LAHORE: Punjab government is undertaking yet another assessment of the pollution spotting of Ravi basin to develop a long-term, multi-sectoral plan by hiring international consultants, planning and development board sources revealed.
The assessment, which will be the seventh of its kind, would be carried out at a cost of Rs48.625million comprising characteristical aspects of pollution of the river Ravi and the health risks that were not well documented by the earlier efforts owing to technical and institutional constraints.
Sources told that the study would prove to be beneficial for the environment and for the reshaping of the Ravi basin.
Punjab Planning and Development Board has been finalising a steering committee comprising 8 government departments and the WWF-Pakistan. The environment protection department (EPD), through its Strategic Planning and Implementation Unit, will be the executing agency and will provide a day-to-day support to the activities and coordination to the steering committee and its technical working group.
The steering committee will comprise senior staff members from the EPD, irrigation department, agriculture department, the local government, the community development department, primary and secondary healthcare departments, housing department, the urban development department, the public health engineering department, industries and commerce departments, the investment department and WWF-Pakistan.
According to a 2009 report by the Punjab EPD, the river Ravi is biologically dead (lacking dissolved oxygen). The report stated that the major pollution sources that caused the deficiency of oxygen were household wastewater, industrial effluent, agricultural runoff, and solid waste. A 2014 report by the World Wide Fund for Nature Pakistan (WWF-Pakistan) assessed the situation of the river, and while mapping major urban drains and industrial discharges concluded that the Ravi is Punjab’s most polluted river.
Experts agree that pollution has been creating major health, environmental, food, and water safety risks that consequently hurt the province’s economy.
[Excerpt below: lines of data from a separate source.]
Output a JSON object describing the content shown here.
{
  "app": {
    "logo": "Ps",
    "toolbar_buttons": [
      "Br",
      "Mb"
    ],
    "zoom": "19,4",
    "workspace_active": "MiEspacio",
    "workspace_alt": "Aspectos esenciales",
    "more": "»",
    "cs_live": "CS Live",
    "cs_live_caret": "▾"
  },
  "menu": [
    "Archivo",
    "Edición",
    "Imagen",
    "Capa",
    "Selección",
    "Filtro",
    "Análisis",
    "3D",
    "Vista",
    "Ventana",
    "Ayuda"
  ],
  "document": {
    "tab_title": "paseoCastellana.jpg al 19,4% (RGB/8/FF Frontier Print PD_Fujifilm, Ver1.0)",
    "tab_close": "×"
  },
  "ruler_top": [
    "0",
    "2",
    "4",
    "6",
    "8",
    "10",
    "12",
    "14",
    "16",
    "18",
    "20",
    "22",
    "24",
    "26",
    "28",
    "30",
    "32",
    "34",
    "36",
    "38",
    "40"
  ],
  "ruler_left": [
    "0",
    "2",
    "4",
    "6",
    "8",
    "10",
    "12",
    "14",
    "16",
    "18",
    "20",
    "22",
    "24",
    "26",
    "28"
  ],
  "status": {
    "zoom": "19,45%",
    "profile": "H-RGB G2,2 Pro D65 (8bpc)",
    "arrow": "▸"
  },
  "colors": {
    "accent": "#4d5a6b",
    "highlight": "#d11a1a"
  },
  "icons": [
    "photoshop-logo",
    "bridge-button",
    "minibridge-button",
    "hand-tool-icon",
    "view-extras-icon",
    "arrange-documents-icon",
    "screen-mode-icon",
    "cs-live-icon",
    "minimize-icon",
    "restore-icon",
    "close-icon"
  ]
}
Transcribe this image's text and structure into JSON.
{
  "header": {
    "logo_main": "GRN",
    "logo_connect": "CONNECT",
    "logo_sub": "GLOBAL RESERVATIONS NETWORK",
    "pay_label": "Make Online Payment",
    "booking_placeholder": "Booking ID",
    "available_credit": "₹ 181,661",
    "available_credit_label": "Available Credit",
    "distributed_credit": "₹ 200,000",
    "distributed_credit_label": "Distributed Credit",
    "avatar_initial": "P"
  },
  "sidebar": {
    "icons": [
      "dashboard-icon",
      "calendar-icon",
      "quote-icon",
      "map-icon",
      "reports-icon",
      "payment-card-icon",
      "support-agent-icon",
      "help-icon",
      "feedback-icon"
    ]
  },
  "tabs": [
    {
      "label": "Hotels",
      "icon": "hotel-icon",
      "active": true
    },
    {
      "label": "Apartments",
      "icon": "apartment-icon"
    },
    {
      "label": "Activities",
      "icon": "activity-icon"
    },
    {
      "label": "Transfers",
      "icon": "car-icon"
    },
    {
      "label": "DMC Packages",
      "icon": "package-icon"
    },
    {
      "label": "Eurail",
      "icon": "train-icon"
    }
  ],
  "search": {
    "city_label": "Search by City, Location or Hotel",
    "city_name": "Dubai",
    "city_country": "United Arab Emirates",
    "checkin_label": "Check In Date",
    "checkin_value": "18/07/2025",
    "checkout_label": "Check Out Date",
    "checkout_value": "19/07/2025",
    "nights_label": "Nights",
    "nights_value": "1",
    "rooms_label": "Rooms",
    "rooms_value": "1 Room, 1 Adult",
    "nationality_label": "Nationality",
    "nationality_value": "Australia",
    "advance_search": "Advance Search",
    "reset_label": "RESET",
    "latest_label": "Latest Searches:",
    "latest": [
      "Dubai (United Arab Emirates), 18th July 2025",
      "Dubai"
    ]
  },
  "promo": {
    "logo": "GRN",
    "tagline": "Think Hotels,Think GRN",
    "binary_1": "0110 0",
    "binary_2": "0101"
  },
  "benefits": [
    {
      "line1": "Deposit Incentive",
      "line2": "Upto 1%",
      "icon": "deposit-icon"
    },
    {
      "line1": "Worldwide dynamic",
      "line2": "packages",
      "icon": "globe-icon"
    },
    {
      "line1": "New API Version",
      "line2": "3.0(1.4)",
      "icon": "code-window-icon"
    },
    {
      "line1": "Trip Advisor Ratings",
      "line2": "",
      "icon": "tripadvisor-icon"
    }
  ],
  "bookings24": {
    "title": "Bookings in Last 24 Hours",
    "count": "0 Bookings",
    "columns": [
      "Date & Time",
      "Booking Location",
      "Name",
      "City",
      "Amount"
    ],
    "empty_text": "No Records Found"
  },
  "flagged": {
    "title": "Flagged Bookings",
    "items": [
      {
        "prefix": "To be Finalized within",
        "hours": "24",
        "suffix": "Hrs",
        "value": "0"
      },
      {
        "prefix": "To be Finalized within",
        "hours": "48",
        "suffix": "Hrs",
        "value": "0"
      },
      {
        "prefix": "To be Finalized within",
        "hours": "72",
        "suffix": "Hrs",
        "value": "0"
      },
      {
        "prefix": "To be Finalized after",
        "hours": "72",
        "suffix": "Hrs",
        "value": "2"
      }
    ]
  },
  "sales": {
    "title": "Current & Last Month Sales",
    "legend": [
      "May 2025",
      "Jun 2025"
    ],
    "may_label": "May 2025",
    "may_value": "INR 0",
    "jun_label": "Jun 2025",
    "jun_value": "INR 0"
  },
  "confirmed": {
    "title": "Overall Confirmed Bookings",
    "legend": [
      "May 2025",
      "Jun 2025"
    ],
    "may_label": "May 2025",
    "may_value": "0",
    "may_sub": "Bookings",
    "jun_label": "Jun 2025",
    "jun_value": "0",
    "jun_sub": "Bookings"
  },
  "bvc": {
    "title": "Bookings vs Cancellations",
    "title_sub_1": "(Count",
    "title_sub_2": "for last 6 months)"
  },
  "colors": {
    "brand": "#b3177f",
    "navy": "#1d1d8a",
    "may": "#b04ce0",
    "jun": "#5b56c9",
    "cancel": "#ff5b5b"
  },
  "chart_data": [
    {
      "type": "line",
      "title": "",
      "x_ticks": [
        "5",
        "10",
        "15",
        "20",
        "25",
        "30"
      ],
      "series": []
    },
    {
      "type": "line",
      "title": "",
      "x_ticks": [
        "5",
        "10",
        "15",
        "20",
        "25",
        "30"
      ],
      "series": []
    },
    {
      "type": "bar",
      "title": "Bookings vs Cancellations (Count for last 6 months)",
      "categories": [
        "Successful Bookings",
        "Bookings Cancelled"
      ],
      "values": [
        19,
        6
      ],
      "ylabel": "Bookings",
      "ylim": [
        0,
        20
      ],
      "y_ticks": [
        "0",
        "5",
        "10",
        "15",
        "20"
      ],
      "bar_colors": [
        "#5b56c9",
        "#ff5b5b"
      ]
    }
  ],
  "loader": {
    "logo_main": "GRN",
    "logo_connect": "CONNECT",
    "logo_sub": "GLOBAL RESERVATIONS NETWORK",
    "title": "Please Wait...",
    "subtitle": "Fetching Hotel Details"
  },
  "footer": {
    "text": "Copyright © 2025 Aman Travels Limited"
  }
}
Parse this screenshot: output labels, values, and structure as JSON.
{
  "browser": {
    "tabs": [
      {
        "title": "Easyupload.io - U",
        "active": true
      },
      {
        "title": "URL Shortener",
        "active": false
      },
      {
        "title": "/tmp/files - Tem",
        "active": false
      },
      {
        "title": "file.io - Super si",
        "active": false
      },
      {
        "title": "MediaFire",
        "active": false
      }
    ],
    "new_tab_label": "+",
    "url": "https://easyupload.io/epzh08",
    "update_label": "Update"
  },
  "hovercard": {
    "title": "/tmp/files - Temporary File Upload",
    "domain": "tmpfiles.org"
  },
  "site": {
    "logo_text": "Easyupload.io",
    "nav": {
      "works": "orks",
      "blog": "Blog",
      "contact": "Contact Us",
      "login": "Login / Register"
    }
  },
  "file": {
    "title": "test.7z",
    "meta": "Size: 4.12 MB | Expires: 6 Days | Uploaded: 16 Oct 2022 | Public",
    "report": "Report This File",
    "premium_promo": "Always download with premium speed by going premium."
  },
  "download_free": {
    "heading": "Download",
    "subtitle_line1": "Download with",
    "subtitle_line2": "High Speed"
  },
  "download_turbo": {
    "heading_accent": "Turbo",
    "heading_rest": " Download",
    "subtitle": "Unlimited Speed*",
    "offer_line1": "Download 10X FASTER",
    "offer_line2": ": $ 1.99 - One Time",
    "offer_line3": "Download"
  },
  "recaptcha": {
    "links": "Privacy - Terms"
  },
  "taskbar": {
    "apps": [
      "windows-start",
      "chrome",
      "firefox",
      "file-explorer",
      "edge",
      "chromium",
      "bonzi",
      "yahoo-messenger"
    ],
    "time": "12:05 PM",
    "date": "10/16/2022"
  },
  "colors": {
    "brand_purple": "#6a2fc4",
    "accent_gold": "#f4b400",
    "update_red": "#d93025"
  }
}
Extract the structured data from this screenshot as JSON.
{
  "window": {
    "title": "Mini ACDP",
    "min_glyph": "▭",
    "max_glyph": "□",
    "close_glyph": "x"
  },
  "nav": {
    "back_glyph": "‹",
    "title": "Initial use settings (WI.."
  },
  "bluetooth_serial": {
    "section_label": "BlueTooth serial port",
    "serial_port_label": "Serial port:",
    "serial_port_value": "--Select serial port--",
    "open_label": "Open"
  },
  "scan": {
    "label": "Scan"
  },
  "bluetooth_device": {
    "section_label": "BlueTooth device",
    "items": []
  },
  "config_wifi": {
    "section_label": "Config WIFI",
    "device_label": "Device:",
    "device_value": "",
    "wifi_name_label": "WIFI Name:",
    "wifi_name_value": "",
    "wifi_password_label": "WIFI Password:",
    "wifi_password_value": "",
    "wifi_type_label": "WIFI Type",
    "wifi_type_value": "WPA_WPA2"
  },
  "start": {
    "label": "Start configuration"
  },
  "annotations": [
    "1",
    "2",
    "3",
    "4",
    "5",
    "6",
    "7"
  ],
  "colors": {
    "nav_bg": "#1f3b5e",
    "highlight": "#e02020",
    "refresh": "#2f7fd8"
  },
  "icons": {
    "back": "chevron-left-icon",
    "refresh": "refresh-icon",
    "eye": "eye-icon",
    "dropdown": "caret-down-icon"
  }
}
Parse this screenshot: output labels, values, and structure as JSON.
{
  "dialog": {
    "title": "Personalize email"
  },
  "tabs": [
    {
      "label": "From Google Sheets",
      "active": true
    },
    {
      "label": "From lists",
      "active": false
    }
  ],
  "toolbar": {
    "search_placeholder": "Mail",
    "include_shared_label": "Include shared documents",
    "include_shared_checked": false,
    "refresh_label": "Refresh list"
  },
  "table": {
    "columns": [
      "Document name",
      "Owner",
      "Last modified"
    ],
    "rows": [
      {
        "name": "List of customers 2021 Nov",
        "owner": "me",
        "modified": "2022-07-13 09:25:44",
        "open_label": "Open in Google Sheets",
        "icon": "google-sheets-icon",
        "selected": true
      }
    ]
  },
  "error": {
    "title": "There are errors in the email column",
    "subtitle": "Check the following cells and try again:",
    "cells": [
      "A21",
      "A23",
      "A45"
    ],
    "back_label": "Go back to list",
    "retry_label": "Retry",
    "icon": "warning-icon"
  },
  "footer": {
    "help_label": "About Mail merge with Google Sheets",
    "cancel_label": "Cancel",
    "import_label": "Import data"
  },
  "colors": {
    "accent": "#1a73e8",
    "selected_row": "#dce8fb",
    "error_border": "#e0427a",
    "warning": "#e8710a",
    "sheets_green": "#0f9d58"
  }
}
Pollution in the Ravi has been a known problem since 1995 though past clean-up efforts rarely moved beyond the concept stage, sources told. Two national water sector strategies from 2002 and 2012 highlighted the need to clean up the river and included investment proposals, but these have not ever been materialised.
A government-endorsed wastewater treatment feasibility study prepared with financial support from the Japan International Cooperation Agency in 2009 recommended a $413 million investment, while a similar study by a French consultant in 2011 recommended a $118 million investment, but neither of the projects went ahead.
In 2012, the Lahore High Court ordered the establishment of the River Ravi Commission to help clean up the river. The commission reviewed the situation and prepared a report recommending the construction of a low-cost bioremediation plant in Lahore as the first step. However, soon after the recommendation, the Lahore Development Authority proposed a $3 billion waterfront urban development project for the river that could prevent further environmental risks. The organisations have been arguing in court ever since and the progress has stalled.
Sources have said that the proposed assessment intends to contribute to addressing the pollution crisis by improving monitoring and enforcement capacity, filling regulatory and institutional gaps, raising awareness on pollution risks, cost-efficient ways to reduce pollution, and by increasing the levels of investment.